Listed entries:
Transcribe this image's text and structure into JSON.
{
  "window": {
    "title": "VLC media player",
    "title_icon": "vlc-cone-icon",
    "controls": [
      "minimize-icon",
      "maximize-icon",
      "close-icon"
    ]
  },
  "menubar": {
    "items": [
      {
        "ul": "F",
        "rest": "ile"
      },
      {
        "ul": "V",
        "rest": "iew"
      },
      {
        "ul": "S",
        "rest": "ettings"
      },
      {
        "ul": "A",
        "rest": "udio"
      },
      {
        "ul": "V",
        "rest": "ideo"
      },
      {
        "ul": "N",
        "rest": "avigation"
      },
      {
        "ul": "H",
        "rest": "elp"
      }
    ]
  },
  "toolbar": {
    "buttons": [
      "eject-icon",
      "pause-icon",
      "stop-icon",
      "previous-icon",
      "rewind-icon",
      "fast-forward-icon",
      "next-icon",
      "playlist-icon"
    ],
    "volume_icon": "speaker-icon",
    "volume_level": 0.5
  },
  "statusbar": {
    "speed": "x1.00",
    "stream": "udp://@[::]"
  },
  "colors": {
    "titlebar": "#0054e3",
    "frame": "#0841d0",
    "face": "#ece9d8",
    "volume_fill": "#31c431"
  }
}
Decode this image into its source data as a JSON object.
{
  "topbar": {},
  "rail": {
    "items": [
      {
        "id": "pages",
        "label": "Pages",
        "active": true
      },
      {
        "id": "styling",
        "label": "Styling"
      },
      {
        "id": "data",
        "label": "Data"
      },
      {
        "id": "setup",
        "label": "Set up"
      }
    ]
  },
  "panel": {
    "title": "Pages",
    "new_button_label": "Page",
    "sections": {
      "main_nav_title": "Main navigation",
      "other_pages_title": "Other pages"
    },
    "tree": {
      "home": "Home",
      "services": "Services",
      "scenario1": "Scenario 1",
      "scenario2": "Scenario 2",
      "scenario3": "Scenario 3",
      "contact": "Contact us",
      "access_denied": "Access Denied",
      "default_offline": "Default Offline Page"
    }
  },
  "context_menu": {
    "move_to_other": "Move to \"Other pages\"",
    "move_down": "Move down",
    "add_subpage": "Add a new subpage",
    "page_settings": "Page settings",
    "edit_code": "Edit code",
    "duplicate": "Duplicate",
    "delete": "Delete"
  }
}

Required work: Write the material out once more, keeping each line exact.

Written solution:
Transcribe this image's text and structure into JSON.
{
  "window": {
    "title": "VLC media player",
    "title_icon": "vlc-cone-icon",
    "controls": [
      "minimize-icon",
      "maximize-icon",
      "close-icon"
    ]
  },
  "menubar": {
    "items": [
      {
        "ul": "F",
        "rest": "ile"
      },
      {
        "ul": "V",
        "rest": "iew"
      },
      {
        "ul": "S",
        "rest": "ettings"
      },
      {
        "ul": "A",
        "rest": "udio"
      },
      {
        "ul": "V",
        "rest": "ideo"
      },
      {
        "ul": "N",
        "rest": "avigation"
      },
      {
        "ul": "H",
        "rest": "elp"
      }
    ]
  },
  "toolbar": {
    "buttons": [
      "eject-icon",
      "pause-icon",
      "stop-icon",
      "previous-icon",
      "rewind-icon",
      "fast-forward-icon",
      "next-icon",
      "playlist-icon"
    ],
    "volume_icon": "speaker-icon",
    "volume_level": 0.5
  },
  "statusbar": {
    "speed": "x1.00",
    "stream": "udp://@[::]"
  },
  "colors": {
    "titlebar": "#0054e3",
    "frame": "#0841d0",
    "face": "#ece9d8",
    "volume_fill": "#31c431"
  }
}
Decode this image into its source data as a JSON object.
{
  "topbar": {},
  "rail": {
    "items": [
      {
        "id": "pages",
        "label": "Pages",
        "active": true
      },
      {
        "id": "styling",
        "label": "Styling"
      },
      {
        "id": "data",
        "label": "Data"
      },
      {
        "id": "setup",
        "label": "Set up"
      }
    ]
  },
  "panel": {
    "title": "Pages",
    "new_button_label": "Page",
    "sections": {
      "main_nav_title": "Main navigation",
      "other_pages_title": "Other pages"
    },
    "tree": {
      "home": "Home",
      "services": "Services",
      "scenario1": "Scenario 1",
      "scenario2": "Scenario 2",
      "scenario3": "Scenario 3",
      "contact": "Contact us",
      "access_denied": "Access Denied",
      "default_offline": "Default Offline Page"
    }
  },
  "context_menu": {
    "move_to_other": "Move to \"Other pages\"",
    "move_down": "Move down",
    "add_subpage": "Add a new subpage",
    "page_settings": "Page settings",
    "edit_code": "Edit code",
    "duplicate": "Duplicate",
    "delete": "Delete"
  }
}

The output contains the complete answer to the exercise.